If anyone is surprised that TransCanada Corp. has scrapped plans for its Energy East pipeline project, they haven't been paying attention.
The project was conceived as a backup, and three years into an oil market downturn, the assumptions that underpinned its business case now look wildly optimistic.
The recriminations have started, especially in Alberta, as the oil patch and its supporters look to pin blame on Prime Minister Justin Trudeau's Liberals and their perceived coziness with environmentalists who care not a whit about the economy.
But this is not just a tale of Canada's inability to placate competing interests and clear the way for critical energy infrastructure.
Energy East was TransCanada's $15.7-billion plan B. It outlived its usefulness with Keystone XL, the company's better known and even more contentious U.S. project, being resurrected in the Trump era, and with forecasts for oil sands production clawed way back.

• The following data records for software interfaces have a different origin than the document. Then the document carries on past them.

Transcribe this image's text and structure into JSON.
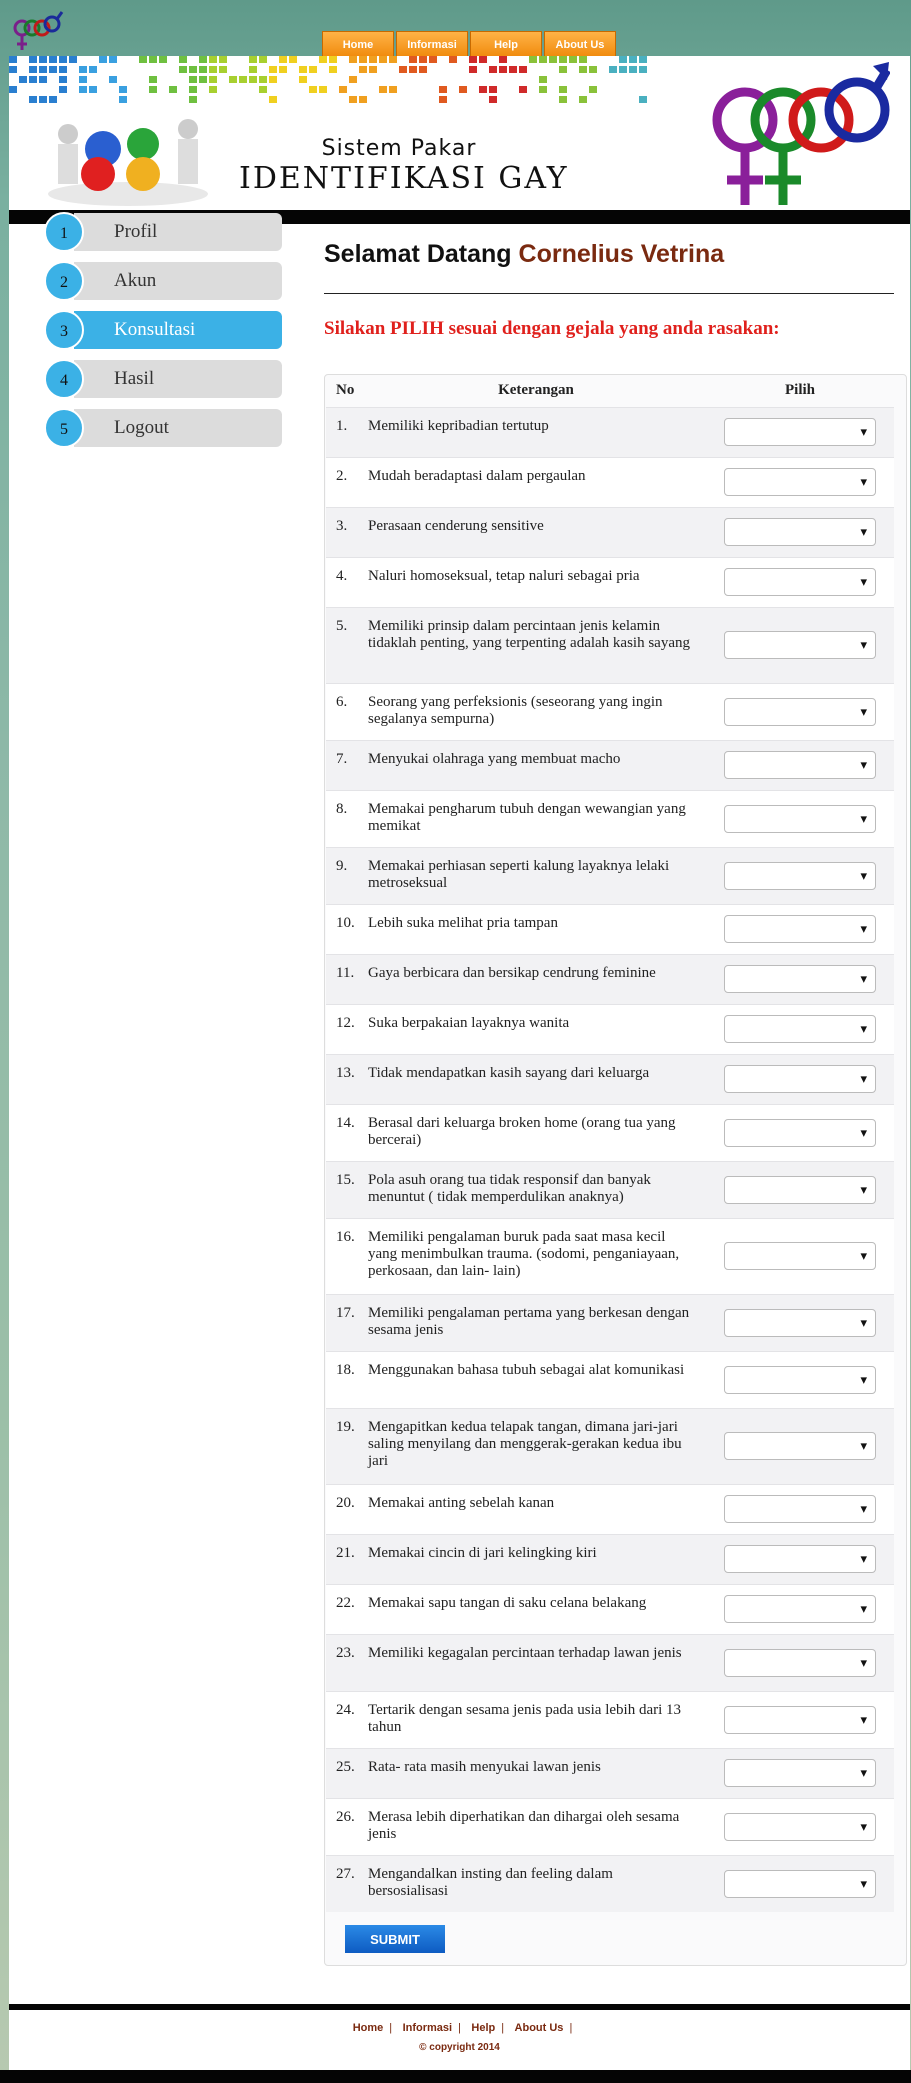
{
  "nav": {
    "items": [
      "Home",
      "Informasi",
      "Help",
      "About Us"
    ]
  },
  "banner": {
    "subtitle": "Sistem Pakar",
    "title": "IDENTIFIKASI GAY"
  },
  "sidebar": {
    "items": [
      {
        "num": "1",
        "label": "Profil"
      },
      {
        "num": "2",
        "label": "Akun"
      },
      {
        "num": "3",
        "label": "Konsultasi"
      },
      {
        "num": "4",
        "label": "Hasil"
      },
      {
        "num": "5",
        "label": "Logout"
      }
    ],
    "active_index": 2
  },
  "welcome": {
    "prefix": "Selamat Datang",
    "name": "Cornelius Vetrina"
  },
  "instruction": "Silakan PILIH sesuai dengan gejala yang anda rasakan:",
  "table": {
    "headers": {
      "no": "No",
      "ket": "Keterangan",
      "pilih": "Pilih"
    },
    "rows": [
      {
        "no": "1.",
        "text": "Memiliki kepribadian tertutup"
      },
      {
        "no": "2.",
        "text": "Mudah beradaptasi dalam pergaulan"
      },
      {
        "no": "3.",
        "text": "Perasaan cenderung sensitive"
      },
      {
        "no": "4.",
        "text": "Naluri homoseksual, tetap naluri sebagai pria"
      },
      {
        "no": "5.",
        "text": "Memiliki prinsip dalam percintaan jenis kelamin tidaklah penting, yang terpenting adalah kasih sayang"
      },
      {
        "no": "6.",
        "text": "Seorang yang perfeksionis (seseorang yang ingin segalanya sempurna)"
      },
      {
        "no": "7.",
        "text": "Menyukai olahraga yang membuat macho"
      },
      {
        "no": "8.",
        "text": "Memakai pengharum tubuh dengan wewangian yang memikat"
      },
      {
        "no": "9.",
        "text": "Memakai perhiasan seperti kalung layaknya lelaki metroseksual"
      },
      {
        "no": "10.",
        "text": "Lebih suka melihat pria tampan"
      },
      {
        "no": "11.",
        "text": "Gaya berbicara dan bersikap cendrung feminine"
      },
      {
        "no": "12.",
        "text": "Suka berpakaian layaknya wanita"
      },
      {
        "no": "13.",
        "text": "Tidak mendapatkan kasih sayang dari keluarga"
      },
      {
        "no": "14.",
        "text": "Berasal dari keluarga broken home (orang tua yang bercerai)"
      },
      {
        "no": "15.",
        "text": "Pola asuh orang tua tidak responsif dan banyak menuntut ( tidak memperdulikan anaknya)"
      },
      {
        "no": "16.",
        "text": "Memiliki pengalaman buruk pada saat masa kecil yang menimbulkan trauma. (sodomi, penganiayaan, perkosaan, dan lain- lain)"
      },
      {
        "no": "17.",
        "text": "Memiliki pengalaman pertama yang berkesan dengan sesama jenis"
      },
      {
        "no": "18.",
        "text": "Menggunakan bahasa tubuh sebagai alat komunikasi"
      },
      {
        "no": "19.",
        "text": "Mengapitkan kedua telapak tangan, dimana jari-jari saling menyilang dan menggerak-gerakan kedua ibu jari"
      },
      {
        "no": "20.",
        "text": "Memakai anting sebelah kanan"
      },
      {
        "no": "21.",
        "text": "Memakai cincin di jari kelingking kiri"
      },
      {
        "no": "22.",
        "text": "Memakai sapu tangan di saku celana belakang"
      },
      {
        "no": "23.",
        "text": "Memiliki kegagalan percintaan terhadap lawan jenis"
      },
      {
        "no": "24.",
        "text": "Tertarik dengan sesama jenis pada usia lebih dari 13 tahun"
      },
      {
        "no": "25.",
        "text": "Rata- rata masih menyukai lawan jenis"
      },
      {
        "no": "26.",
        "text": "Merasa lebih diperhatikan dan dihargai oleh sesama jenis"
      },
      {
        "no": "27.",
        "text": "Mengandalkan insting dan feeling dalam bersosialisasi"
      }
    ]
  },
  "submit_label": "SUBMIT",
  "footer": {
    "links": [
      "Home",
      "Informasi",
      "Help",
      "About Us"
    ],
    "copyright": "© copyright 2014"
  },
  "colors": {
    "accent_blue": "#3bb1e6",
    "nav_orange": "#f08a0c",
    "instruction_red": "#e0201c",
    "name_brown": "#7a2a10"
  },
  "icons": [
    "gender-symbols-icon",
    "gears-team-icon",
    "dropdown-arrow-icon"
  ]
}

Hopefully, amid the predictable political haymaking, Canadians will ponder whether Energy East is a victim solely of regulatory overreach or something more mundane – fewer barrels on tap to feed a high-cost option.
Yes, the National Energy Board review process was a tragedy of errors, with proceedings having to be rebooted with a new panel after members of the first one were discovered to have attended ill-advised meetings with TransCanada lobbyists. And yes, First Nations and municipalities in Quebec mounted spirited opposition to the proposal and promised more intransigence.
Last month, TransCanada asked to suspend the NEB review to gauge a new requirement to tally the greenhouse-gas implications of the project. It was then that the fate of Energy East was all but sealed.
TransCanada may well have been looking for an out.
After all, Alberta's climate policies, instituted by Premier Rachel Notley last year, include a legislated cap on emissions from the oil sands as well as a carbon tax on each barrel. The company could argue convincingly that a new pipeline would not change any of that.
When Russ Girling, TransCanada's chief executive officer, announced the 1.1-million-barrel a day Energy East project in 2013, he was frustrated by U.S. President Barack Obama's foot-dragging on Keystone XL. The review for the pipeline to southern refineries from Alberta was five years on with no end in sight. Keystone had become a touchstone for green groups and A-list celebrities alike.
Energy East was an innovative alternative. For much of the route, the company could repurpose under-used natural gas lines and could also strike a patriotic tone. That is, fuel made at Canadian refineries from Alberta crude would fill the tanks of motorists in the Maritimes rather than imports from unsavoury lands with potentially dark intentions.
The made-in-Canada solution would also help the industry in its quest to be a major exporter, as more than two-thirds of the oil would gush into tankers to be shipped to new markets (even if they weren't the premium ones in the Asia-Pacific region).
When Mr. Obama rejected Keystone XL in late 2015, Energy East took on more importance with Canada's export options thinning out, but by then the landscape was already shifting. Oil had tumbled from $100 (U.S.) a barrel and was on its way to below $30. The oil sands became a money-losing proposition for many producers.
Now, the industry has tempered long-term forecasts after spending ground to a virtual halt. This year, the Canadian Association of Petroleum Producers forecast oil production of 5.1 million barrels a day by 2030. That's down 1.6 million, or 24 per cent, from what it estimated just four years earlier.
Meanwhile, U.S. President Donald Trump has championed a revival of Keystone XL – the former plan A for TransCanada's export hopes. Still, the company has reportedly struggled to sign up shippers.
The initial plan for Energy East was to have the section to Quebec City up and running by 2017, with the remainder to Saint John by 2018. The industry may have benefited from having some options apart from Keystone and Kinder Morgan's Trans Mountain pipeline to the Pacific – assuming they proceed.
As it stands, Energy East is a contingency plan whose time never came.